The timeline below shows where the symbol Henrietta’s Fingernails and Toenails appears in The Immortal Life of Henrietta Lacks. The colored dots and icons indicate which themes are associated with that appearance.
Chapter 5: Blackness Be Spreadin All Inside
Family and Faith Theme Icon
Progress vs. Privacy Theme Icon
Technology and Globalization Theme Icon
Immortality and Its Costs  Theme Icon
...no one remembers Henrietta feeling ill. The author describes Henrietta’s beauty, especially noting her well-kept fingernails and toenails, which she always paints red. Sadie describes Henrietta’sfriendly nature. The only person who... (full context)
Chapter 12: The Storm
Progress vs. Privacy Theme Icon
Technology and Globalization Theme Icon
Immortality and Its Costs  Theme Icon
...saving pieces of her tumors. As she watches Gey work, Mary is struck by Henrietta’s toenails with their chipped, red nail polish. In the present, Mary recounts seeing the toenails and... (full context)
Family and Faith Theme Icon
Immortality and Its Costs  Theme Icon
...and Fred, meanwhile, have spent the day digging a grave.

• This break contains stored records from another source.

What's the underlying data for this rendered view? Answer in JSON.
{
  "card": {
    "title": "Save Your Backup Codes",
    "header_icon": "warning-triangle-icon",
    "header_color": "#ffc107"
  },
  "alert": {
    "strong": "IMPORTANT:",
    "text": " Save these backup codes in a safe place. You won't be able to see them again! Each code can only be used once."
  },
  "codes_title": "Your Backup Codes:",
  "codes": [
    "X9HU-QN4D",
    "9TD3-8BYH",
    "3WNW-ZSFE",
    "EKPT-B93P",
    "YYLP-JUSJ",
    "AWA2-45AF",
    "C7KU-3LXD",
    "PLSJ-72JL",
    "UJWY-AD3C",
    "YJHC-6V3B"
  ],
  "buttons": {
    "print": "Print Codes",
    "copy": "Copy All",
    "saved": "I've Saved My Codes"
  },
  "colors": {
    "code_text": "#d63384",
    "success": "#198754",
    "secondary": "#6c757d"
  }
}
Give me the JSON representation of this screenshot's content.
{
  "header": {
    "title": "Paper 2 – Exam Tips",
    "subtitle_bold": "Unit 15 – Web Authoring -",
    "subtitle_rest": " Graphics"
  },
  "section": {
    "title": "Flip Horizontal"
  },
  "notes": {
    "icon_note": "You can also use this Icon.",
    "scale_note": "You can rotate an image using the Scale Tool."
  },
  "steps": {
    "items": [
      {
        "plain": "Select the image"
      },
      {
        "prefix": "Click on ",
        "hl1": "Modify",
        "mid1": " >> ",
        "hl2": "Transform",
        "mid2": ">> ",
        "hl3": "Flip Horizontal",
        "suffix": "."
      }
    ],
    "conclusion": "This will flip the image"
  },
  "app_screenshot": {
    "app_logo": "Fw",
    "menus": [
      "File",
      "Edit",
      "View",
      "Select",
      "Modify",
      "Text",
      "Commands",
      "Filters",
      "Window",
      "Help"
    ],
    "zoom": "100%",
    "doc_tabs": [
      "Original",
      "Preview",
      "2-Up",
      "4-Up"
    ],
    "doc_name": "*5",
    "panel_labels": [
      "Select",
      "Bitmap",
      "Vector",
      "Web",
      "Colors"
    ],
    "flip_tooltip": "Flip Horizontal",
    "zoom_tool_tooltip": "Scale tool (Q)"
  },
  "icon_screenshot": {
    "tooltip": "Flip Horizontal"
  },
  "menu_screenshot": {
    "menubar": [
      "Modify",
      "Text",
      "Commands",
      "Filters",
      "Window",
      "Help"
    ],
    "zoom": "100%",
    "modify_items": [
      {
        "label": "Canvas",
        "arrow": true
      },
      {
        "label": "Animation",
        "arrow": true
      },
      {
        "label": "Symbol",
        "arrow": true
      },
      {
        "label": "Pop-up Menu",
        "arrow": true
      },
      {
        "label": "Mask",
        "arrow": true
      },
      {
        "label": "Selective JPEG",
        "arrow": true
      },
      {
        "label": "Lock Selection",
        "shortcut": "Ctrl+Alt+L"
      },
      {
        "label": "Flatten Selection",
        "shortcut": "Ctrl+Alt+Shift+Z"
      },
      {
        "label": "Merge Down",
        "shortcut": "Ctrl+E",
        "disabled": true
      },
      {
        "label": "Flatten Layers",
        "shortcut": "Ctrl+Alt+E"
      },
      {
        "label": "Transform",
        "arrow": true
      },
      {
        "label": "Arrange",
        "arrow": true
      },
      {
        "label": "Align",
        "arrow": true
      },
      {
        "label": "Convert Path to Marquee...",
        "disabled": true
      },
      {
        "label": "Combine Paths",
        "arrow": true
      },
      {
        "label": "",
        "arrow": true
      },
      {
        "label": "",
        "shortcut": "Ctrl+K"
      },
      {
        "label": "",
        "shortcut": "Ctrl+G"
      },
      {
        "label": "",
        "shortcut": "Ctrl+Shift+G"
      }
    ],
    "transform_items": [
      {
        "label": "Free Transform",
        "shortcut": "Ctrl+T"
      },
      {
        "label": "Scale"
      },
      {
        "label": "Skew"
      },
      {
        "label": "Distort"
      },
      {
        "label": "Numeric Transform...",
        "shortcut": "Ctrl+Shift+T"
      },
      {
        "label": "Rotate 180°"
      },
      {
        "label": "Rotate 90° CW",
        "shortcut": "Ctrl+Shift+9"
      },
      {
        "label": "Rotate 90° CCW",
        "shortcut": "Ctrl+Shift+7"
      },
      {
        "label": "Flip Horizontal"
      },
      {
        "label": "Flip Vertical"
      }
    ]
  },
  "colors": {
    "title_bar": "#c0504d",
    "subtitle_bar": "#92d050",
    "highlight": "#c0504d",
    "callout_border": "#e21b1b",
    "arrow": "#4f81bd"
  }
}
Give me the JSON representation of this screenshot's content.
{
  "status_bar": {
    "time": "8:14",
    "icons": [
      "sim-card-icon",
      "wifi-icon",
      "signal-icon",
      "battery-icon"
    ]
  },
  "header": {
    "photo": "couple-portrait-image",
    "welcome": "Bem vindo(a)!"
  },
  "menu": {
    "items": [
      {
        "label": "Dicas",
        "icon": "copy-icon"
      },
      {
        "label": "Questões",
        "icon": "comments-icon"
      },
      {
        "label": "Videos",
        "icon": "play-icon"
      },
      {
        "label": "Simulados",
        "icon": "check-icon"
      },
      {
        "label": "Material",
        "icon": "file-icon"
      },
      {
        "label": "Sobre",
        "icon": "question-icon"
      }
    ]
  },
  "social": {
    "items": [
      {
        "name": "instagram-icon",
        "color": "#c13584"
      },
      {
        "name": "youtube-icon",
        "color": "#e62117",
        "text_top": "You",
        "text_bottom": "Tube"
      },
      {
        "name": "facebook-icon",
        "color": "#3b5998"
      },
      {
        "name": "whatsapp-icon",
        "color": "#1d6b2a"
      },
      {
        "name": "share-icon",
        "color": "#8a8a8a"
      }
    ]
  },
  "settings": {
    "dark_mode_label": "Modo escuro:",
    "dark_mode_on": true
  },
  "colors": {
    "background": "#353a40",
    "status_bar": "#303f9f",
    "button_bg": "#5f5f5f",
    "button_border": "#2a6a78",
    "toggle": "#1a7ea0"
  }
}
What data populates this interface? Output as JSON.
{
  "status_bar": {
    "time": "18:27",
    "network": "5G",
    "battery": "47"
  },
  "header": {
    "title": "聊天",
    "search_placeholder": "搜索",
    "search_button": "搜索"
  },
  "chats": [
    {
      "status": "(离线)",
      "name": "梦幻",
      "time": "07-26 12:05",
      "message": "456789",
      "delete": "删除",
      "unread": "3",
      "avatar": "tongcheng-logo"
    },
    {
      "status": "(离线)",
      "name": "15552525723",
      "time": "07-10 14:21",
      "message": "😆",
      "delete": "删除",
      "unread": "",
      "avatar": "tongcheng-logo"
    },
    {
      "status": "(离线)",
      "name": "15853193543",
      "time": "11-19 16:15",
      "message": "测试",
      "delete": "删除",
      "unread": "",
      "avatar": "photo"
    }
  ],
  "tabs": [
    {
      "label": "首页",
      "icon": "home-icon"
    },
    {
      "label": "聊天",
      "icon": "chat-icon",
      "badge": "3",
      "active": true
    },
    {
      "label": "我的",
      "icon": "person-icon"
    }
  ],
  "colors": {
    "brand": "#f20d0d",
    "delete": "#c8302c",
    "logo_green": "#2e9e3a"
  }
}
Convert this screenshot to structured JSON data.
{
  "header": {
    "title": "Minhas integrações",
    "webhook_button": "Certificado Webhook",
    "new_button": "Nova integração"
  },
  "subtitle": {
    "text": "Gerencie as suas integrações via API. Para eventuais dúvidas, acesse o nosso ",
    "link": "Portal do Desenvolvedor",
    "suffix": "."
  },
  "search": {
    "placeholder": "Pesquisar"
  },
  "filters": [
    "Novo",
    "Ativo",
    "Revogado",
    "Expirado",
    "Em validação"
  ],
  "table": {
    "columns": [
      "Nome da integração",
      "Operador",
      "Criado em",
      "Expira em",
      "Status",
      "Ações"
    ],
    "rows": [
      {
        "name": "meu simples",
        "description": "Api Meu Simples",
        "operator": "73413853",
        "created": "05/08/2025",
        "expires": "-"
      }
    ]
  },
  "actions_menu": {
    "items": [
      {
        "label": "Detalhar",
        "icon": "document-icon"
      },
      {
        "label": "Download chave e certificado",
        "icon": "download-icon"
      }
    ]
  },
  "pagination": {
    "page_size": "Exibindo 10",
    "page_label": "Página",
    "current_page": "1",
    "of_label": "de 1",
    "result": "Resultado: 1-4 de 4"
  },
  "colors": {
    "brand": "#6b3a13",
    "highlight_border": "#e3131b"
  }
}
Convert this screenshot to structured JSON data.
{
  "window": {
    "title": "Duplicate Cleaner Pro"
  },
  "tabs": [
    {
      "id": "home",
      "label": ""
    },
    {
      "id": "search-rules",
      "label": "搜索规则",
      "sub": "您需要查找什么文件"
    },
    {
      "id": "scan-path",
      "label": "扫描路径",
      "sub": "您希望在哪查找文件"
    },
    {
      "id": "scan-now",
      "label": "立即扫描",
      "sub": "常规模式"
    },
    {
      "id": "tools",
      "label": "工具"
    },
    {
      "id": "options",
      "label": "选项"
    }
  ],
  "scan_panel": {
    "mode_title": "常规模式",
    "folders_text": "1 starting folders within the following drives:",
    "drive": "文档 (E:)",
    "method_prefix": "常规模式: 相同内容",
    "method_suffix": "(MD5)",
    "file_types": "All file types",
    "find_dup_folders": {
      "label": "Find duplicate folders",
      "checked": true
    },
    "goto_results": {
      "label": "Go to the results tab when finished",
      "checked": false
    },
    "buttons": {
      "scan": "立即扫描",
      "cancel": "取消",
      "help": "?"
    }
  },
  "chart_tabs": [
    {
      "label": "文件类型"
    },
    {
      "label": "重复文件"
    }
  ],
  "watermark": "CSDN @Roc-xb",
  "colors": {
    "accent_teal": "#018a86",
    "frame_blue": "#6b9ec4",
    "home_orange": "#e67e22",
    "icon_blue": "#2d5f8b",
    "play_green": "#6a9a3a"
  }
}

When Sadie sees Henrietta’s chipped toenail polish , she begins to cry; “Henrietta would rather have died than let her polish get... (full context)
Chapter 28: After London
Racism, Classism, and Sexism Theme Icon
Family and Faith Theme Icon
Progress vs. Privacy Theme Icon
Technology and Globalization Theme Icon
Immortality and Its Costs  Theme Icon
...grows angrier, falling silent only when Deborah asks Mary to tell the story about Henrietta’s toenail polish . (full context)
Chapter 34: The Medical Records
Family and Faith Theme Icon
...from staying up with the records, Rebecca eats breakfast with Deborah, who has painted her fingernails red (just like her mother’s). Deborah reassures Rebecca that, “We’re okay.” (full context)